When faced with hunger pangs but wanting to keep it light these lettuce cups are an excellent choice. Although iceberg lettuce does not have much nutritional content it is an excellent lettuce to use for this recipe as it retains is firm texture and shape when filled with the meat mixture. This is excellent as appetisers in smaller portions and can also be made into a main course. You could also try making this with minced turkey or chicken.

What you will need

  • 900g pork (minced)
  • 1 onion
  • 1 tbsp minced ginger
  • 3 cloves garlic
  • 1 chili, sliced thinly
  • 1 tbsp sesame oil
  • 3 bsp rice wine vinegar
  • 4 tbsp hoisin sauce
  • 2 tbsp oyster/fish sauce
  • 2 tbsp soy sauce
  • 110g bamboo shoots (optional)
  • 3 tbsp coriander, chopped
  • 110g toasted cashew nuts
  • 1 head iceberg lettuce or 2 heads baby gem

How to prepare it
Peel and dice the onion and garlic and sauté it gently in a half tbsp of sesame oil then add in the chili and ginger. Remove these items from the wok and set aside for a few minutes.

Sauté the pork in the remaining sesame oil until it has browned. Remove meat from wok and drain of fat if necessary. Choose leaves towards the center of the head of lettuce and have it ready, if necessary; set aside to chill.

Return the onions, garlic, ginger and chili to the wok and add in the rice wine vinegar and pork and stir until the liquid reduces. Add hoisin, oyster and soy sauces, stirring to mix well. Stir in bamboo shoots, cashews and fresh coriander and heat through.

Spoon the meat mixture into the lettuce cups. Serve and eat immediately.

Queenie Scallops in a Blackbean Sauce

(Appetizer—4 people)


Queenie scallops have to be one of our favourite seafood finds at the fishmongers. Typically, they sell out before 10am at the Galway market, when they have them in stock, because everyone wants to enjoy these tiny treats. We keep a tub of dried fermented black beans on hand at all times and love how little you need to do with them to produce a delicious dish.

What you will need 

  • 2 tbsp toasted sesame oil
  • 2 tbsp minced fermented black beans
  • 1 tbsp minced garlic (4 cloves)
  • 1 bunch scallions, thinly sliced
  • 1 tbsp coarse salt
  • 1 tbsp freshly ground black pepper
  • 450g queenie scallops
  • 2 cups enoki mushrooms
  • 1 tbsp unsalted butter

How to prepare it
Heat a wok over medium-high heat. Add the oil and swirl to coat the bottom. When the oil is hot, add the black beans, garlic and scallion whites only. Season with salt and pepper and sauté until softened, about 1 minute. Add the scallops and sauté until the scallops are cooked approximately 2 to 3 minutes.

Add the butter and adjust the seasoning if necessary.
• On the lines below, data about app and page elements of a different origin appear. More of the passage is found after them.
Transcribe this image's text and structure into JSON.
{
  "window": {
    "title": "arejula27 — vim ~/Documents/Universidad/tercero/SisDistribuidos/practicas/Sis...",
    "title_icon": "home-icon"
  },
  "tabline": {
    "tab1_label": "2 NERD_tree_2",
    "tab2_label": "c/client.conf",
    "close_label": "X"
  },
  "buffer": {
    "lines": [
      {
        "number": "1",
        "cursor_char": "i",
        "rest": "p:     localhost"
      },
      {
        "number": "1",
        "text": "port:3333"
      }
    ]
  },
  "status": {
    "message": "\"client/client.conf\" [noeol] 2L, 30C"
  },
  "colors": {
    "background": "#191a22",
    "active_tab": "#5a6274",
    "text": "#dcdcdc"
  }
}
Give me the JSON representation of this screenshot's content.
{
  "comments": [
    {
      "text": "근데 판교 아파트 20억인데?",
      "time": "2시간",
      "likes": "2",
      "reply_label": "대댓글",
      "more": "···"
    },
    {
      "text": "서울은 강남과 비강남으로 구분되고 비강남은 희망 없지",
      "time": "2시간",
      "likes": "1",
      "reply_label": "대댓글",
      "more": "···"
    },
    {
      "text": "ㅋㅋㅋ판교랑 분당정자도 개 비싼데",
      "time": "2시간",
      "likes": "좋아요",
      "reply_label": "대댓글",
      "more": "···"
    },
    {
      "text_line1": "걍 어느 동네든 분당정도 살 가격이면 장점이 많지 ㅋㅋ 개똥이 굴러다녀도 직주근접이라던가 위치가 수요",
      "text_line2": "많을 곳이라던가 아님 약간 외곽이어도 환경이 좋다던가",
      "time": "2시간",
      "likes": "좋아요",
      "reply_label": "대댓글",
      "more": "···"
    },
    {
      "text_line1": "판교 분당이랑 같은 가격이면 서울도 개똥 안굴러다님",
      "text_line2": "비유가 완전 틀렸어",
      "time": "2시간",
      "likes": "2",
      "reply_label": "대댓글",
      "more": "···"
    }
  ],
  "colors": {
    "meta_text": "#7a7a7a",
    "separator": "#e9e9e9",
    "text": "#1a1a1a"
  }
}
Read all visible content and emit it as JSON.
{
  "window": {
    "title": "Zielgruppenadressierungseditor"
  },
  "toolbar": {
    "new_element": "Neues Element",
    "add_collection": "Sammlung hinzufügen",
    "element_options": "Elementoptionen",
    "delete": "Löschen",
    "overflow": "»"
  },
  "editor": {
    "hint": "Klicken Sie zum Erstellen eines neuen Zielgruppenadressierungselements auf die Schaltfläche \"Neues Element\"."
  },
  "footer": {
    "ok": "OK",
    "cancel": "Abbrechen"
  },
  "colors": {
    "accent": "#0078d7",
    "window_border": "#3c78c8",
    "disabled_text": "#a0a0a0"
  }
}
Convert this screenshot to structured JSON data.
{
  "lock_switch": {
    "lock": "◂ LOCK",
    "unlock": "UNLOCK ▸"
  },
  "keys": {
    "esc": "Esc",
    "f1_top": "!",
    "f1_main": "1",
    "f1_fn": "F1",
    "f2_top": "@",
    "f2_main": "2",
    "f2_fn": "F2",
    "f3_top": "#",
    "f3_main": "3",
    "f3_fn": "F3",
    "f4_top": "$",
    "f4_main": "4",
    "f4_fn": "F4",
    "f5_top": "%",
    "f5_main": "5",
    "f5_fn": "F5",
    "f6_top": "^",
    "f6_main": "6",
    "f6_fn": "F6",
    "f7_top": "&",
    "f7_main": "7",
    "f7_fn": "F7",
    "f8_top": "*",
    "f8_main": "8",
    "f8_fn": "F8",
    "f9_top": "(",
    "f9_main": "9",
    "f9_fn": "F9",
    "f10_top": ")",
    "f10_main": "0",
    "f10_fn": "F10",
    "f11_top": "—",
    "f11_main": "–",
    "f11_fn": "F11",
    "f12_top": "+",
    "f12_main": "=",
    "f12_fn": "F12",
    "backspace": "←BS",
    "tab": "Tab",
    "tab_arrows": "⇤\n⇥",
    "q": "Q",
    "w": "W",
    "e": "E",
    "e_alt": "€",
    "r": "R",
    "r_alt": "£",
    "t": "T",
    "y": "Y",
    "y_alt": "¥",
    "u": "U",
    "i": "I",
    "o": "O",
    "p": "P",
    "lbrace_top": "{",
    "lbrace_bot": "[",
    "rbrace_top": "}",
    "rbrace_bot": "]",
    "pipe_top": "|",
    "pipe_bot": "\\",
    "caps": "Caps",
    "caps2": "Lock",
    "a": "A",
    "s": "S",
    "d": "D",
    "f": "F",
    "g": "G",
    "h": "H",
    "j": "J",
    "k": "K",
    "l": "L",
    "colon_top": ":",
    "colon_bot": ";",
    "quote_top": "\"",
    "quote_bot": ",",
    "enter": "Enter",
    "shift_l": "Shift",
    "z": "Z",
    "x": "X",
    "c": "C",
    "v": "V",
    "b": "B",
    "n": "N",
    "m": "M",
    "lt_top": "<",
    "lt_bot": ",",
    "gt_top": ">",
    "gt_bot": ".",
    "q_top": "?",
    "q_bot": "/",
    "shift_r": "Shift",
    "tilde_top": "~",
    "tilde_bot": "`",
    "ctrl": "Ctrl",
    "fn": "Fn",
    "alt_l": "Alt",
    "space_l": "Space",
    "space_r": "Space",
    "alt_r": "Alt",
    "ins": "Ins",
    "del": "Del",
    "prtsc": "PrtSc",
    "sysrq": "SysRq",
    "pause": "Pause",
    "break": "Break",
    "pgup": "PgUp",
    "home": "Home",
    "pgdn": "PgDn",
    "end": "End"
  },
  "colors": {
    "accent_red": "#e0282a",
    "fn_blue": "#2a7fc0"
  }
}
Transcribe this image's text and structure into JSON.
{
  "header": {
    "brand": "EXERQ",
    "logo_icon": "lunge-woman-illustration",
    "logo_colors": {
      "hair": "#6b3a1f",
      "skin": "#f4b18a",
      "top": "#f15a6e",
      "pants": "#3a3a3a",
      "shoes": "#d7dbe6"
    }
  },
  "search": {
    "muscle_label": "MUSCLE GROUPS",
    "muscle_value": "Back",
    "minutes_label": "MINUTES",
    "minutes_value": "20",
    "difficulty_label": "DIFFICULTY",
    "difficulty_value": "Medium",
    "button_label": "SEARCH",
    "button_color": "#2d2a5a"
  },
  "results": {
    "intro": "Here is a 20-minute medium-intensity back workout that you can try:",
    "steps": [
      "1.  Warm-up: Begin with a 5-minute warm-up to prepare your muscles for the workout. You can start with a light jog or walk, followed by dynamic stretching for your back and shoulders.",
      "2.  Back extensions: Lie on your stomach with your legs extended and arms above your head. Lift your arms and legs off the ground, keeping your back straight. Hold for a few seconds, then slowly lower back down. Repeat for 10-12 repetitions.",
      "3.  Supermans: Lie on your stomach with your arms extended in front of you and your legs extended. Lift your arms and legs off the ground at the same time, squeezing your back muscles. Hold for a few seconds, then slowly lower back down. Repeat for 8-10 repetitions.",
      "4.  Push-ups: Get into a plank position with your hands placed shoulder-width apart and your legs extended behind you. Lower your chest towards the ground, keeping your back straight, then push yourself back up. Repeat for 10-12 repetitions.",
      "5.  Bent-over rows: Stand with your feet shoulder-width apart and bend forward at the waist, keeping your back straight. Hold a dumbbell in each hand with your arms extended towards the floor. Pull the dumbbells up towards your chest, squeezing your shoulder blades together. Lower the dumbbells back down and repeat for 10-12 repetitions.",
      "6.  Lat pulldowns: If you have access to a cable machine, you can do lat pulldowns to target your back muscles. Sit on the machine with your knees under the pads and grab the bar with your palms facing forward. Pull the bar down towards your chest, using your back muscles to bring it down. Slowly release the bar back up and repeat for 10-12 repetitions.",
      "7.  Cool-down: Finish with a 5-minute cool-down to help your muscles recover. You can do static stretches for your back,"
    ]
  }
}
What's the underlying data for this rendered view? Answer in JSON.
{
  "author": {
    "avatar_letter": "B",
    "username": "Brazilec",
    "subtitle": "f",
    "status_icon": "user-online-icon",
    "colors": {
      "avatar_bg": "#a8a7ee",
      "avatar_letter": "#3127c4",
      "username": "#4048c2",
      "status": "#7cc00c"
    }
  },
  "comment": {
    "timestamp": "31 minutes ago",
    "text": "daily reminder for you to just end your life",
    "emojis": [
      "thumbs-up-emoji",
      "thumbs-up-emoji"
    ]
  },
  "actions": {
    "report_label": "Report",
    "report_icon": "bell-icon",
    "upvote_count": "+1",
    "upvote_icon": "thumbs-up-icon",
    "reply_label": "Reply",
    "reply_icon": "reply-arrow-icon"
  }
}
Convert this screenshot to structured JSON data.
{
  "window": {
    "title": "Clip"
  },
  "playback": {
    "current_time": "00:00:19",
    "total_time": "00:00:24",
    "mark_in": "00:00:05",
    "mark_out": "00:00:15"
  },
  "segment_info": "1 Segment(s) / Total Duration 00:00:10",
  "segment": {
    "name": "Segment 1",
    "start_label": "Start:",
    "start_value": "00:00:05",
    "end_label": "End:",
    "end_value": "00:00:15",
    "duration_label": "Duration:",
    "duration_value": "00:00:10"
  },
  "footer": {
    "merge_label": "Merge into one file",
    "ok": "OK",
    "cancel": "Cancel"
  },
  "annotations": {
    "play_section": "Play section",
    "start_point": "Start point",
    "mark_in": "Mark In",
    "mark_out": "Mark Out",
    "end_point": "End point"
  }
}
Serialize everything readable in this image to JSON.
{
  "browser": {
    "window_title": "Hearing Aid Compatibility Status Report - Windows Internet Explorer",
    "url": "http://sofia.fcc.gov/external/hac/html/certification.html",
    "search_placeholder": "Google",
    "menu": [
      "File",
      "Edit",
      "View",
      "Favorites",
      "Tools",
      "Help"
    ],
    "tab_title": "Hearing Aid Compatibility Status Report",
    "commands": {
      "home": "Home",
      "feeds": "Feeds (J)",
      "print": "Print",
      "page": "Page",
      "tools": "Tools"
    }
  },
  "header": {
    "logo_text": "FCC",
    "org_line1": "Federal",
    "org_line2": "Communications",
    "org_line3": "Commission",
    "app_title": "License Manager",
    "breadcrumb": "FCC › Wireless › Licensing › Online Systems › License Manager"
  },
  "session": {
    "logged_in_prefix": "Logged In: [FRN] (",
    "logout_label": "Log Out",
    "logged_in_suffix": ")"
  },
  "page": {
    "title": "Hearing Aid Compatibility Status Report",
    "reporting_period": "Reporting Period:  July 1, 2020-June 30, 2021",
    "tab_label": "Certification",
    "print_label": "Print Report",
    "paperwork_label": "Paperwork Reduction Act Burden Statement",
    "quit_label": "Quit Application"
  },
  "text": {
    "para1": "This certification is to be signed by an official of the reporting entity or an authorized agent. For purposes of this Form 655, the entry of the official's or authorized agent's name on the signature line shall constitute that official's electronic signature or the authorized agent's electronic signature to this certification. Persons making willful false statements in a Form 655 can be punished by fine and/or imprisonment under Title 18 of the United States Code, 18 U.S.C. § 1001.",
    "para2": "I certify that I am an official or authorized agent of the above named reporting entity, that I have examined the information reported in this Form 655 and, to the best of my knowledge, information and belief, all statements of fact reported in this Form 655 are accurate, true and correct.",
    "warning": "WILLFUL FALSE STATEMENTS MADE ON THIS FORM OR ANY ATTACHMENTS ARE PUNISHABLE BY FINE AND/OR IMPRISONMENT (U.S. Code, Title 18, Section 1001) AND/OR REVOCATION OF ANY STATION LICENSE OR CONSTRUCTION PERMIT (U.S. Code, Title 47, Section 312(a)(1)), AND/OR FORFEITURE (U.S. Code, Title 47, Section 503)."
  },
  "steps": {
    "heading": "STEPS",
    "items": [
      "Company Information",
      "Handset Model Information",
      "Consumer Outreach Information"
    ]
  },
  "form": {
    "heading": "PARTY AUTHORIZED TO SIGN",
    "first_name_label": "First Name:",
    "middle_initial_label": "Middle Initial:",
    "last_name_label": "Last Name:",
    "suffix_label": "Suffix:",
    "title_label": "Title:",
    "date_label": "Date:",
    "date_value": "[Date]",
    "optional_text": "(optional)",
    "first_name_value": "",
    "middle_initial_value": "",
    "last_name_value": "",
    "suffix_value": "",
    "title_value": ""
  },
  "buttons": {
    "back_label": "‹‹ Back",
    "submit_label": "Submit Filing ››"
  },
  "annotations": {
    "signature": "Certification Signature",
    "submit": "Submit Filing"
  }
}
Add the scallion greens and enoki mushrooms and stir to combine. Transfer to four individual serving plates and serve with the rice on the side if desired.